Anthony and I hiked down the canyon then, on the one trail open to visitors without a Navajo guide, while Ted and Evie stayed up top to rest and watch for us. The late afternoon shadows gave respite from the sun in the canyon, and a cool breeze teased our hair. At the bottom of the canyon, where several dozen Navajo families have taken up the tradition of living and farming once again, we found several brown-and-white horses—and a foal!—grazing in a grove of cottonwood trees.
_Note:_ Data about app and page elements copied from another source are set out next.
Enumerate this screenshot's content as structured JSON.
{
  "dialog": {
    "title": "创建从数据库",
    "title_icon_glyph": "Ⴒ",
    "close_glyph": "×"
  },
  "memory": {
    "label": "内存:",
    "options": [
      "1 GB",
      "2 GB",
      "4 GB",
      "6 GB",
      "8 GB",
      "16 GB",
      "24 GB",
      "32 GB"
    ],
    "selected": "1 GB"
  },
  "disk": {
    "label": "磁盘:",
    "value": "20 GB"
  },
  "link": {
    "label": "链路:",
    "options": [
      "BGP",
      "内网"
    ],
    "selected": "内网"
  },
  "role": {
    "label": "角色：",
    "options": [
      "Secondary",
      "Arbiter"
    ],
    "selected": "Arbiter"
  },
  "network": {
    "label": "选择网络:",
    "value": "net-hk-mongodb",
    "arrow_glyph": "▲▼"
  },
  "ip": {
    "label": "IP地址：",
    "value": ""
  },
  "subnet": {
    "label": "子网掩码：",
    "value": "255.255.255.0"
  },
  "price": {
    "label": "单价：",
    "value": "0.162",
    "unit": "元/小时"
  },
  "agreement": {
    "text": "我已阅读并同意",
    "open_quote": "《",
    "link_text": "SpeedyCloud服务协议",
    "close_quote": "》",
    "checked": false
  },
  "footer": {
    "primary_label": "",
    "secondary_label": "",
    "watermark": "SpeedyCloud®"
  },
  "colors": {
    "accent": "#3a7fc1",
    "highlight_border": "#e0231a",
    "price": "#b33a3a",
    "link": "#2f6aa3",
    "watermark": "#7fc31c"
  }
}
After snapping photos of the ancient ruins (predating even the Navajo) in the canyon walls, we visited with a Navajo lady selling jewelry made by her family and bought several delicate pieces for Christmas gifts.
Then it was time to go, hiking back up the shadowing canyon till we saw Ted and Evie waving at us from their perch near the top.
We stopped at Subway for dinner on the way back, as we were all hungry and tired. And while sharing two foot-long subs, we listened as Ted and Evie shared more of their hearts, their stories, with us. Some of it made my heart ache, as we heard of the still-present reality of discrimination against Native Americans, even in Christian institutions on the reservation…of how alone these precious friends of ours can feel…how rare it is, even among Christian friends, to find any genuine desire to understand how much the sins and wounds of the past still affect the First Nations communities of this land, and how we cannot move forward until we are willing to repent of and deal with our history.
We could do little else but listen. But I was grateful for my husband’s listening ears and compassionate heart, as well as his piece in this story, for part of Anthony’s own heritage is Native American.
I wished we could do more. But Evie thanked us later for listening, saying it meant a lot. And I was glad for something we could do, however small.
For maybe healing begins with listening, doesn’t it? Certainly in other relationships it does…I don’t think my husband and I have ever been able to make progress in a conflict until we’ve reached the point of really listening to each other, listening to understand, not to defend ourselves or try to prove our own point.
So why do we think working towards racial reconciliation—or racial conciliation, as Mark Charles, son of these dear friends, puts it—would be any different?
I have much to learn still, but I want to listen to my friends, listen “to understand, and not just empathize,” as Jevon Washington writes in this article here. And not be a “tourist” who sticks to my own more comfortable view of history and just walks away.
What do you think? Why is listening so important to any relationship? How have you seen listening help move toward reconciliation, whether interpersonally or racially? I’d love to hear your thoughts!
Kirsti, you write with such clarity and passion….
Thank you, Claudia–and thanks for stopping by and sharing! You are a blessing. 🙂
Kiersti, I listen when I read your stories. I cringe when I hear what the white Americans did to the Native Americans. But what good does that do? It doesn’t erase what happened, and I feel powerless to help. I grew up learning that Andrew Jackson was a great man. Then as an adult I learned how he not only turned his back on former Native American allies, he didn’t keep his word to them and was largely responsible for the Trail of Tears and the displacement of Native Americans in the southeast. It’s a shame and an embarrassment to me, and all I can do is ask you to tell your friends how sorry I am that it happened.
Marilyn, I so relate to that powerless feeling…and to finding our former heroes of history tarnished, if not outright villains. I guess one thing that struck me on this trip, and that was on my heart in writing this post, is that just listening IS doing something. Especially because it has been done so little. At least it is a place to start. Thank you for how you do listen, dear friend, and for your compassionate heart. Love you!